**Task statement**
Word for word, retype each record shown below.
━━ Data extract ━━
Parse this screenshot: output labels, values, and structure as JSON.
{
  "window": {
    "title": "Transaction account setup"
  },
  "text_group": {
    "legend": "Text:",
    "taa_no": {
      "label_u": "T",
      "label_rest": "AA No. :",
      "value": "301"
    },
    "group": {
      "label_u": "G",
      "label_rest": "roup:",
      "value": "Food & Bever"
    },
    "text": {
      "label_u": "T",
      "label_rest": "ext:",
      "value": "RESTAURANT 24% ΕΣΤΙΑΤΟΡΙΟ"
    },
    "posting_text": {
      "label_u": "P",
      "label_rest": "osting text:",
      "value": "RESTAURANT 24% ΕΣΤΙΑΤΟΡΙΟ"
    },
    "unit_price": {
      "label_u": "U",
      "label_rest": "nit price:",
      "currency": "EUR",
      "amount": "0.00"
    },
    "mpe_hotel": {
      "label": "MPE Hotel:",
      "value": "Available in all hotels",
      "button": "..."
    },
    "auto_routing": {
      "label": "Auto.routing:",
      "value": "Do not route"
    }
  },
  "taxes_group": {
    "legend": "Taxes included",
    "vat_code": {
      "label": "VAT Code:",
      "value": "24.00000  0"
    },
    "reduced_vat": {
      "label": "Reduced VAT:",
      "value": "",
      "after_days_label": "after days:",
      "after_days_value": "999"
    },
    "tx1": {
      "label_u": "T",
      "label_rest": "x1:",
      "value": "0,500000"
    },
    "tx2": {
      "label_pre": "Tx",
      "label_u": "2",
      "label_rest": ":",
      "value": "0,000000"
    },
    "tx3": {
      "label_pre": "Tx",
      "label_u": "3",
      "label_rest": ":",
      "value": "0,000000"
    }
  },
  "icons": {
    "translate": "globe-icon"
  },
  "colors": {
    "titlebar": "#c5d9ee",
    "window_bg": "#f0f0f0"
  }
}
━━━
**Your solution**
Parse this screenshot: output labels, values, and structure as JSON.
{
  "window": {
    "title": "Transaction account setup"
  },
  "text_group": {
    "legend": "Text:",
    "taa_no": {
      "label_u": "T",
      "label_rest": "AA No. :",
      "value": "301"
    },
    "group": {
      "label_u": "G",
      "label_rest": "roup:",
      "value": "Food & Bever"
    },
    "text": {
      "label_u": "T",
      "label_rest": "ext:",
      "value": "RESTAURANT 24% ΕΣΤΙΑΤΟΡΙΟ"
    },
    "posting_text": {
      "label_u": "P",
      "label_rest": "osting text:",
      "value": "RESTAURANT 24% ΕΣΤΙΑΤΟΡΙΟ"
    },
    "unit_price": {
      "label_u": "U",
      "label_rest": "nit price:",
      "currency": "EUR",
      "amount": "0.00"
    },
    "mpe_hotel": {
      "label": "MPE Hotel:",
      "value": "Available in all hotels",
      "button": "..."
    },
    "auto_routing": {
      "label": "Auto.routing:",
      "value": "Do not route"
    }
  },
  "taxes_group": {
    "legend": "Taxes included",
    "vat_code": {
      "label": "VAT Code:",
      "value": "24.00000  0"
    },
    "reduced_vat": {
      "label": "Reduced VAT:",
      "value": "",
      "after_days_label": "after days:",
      "after_days_value": "999"
    },
    "tx1": {
      "label_u": "T",
      "label_rest": "x1:",
      "value": "0,500000"
    },
    "tx2": {
      "label_pre": "Tx",
      "label_u": "2",
      "label_rest": ":",
      "value": "0,000000"
    },
    "tx3": {
      "label_pre": "Tx",
      "label_u": "3",
      "label_rest": ":",
      "value": "0,000000"
    }
  },
  "icons": {
    "translate": "globe-icon"
  },
  "colors": {
    "titlebar": "#c5d9ee",
    "window_bg": "#f0f0f0"
  }
}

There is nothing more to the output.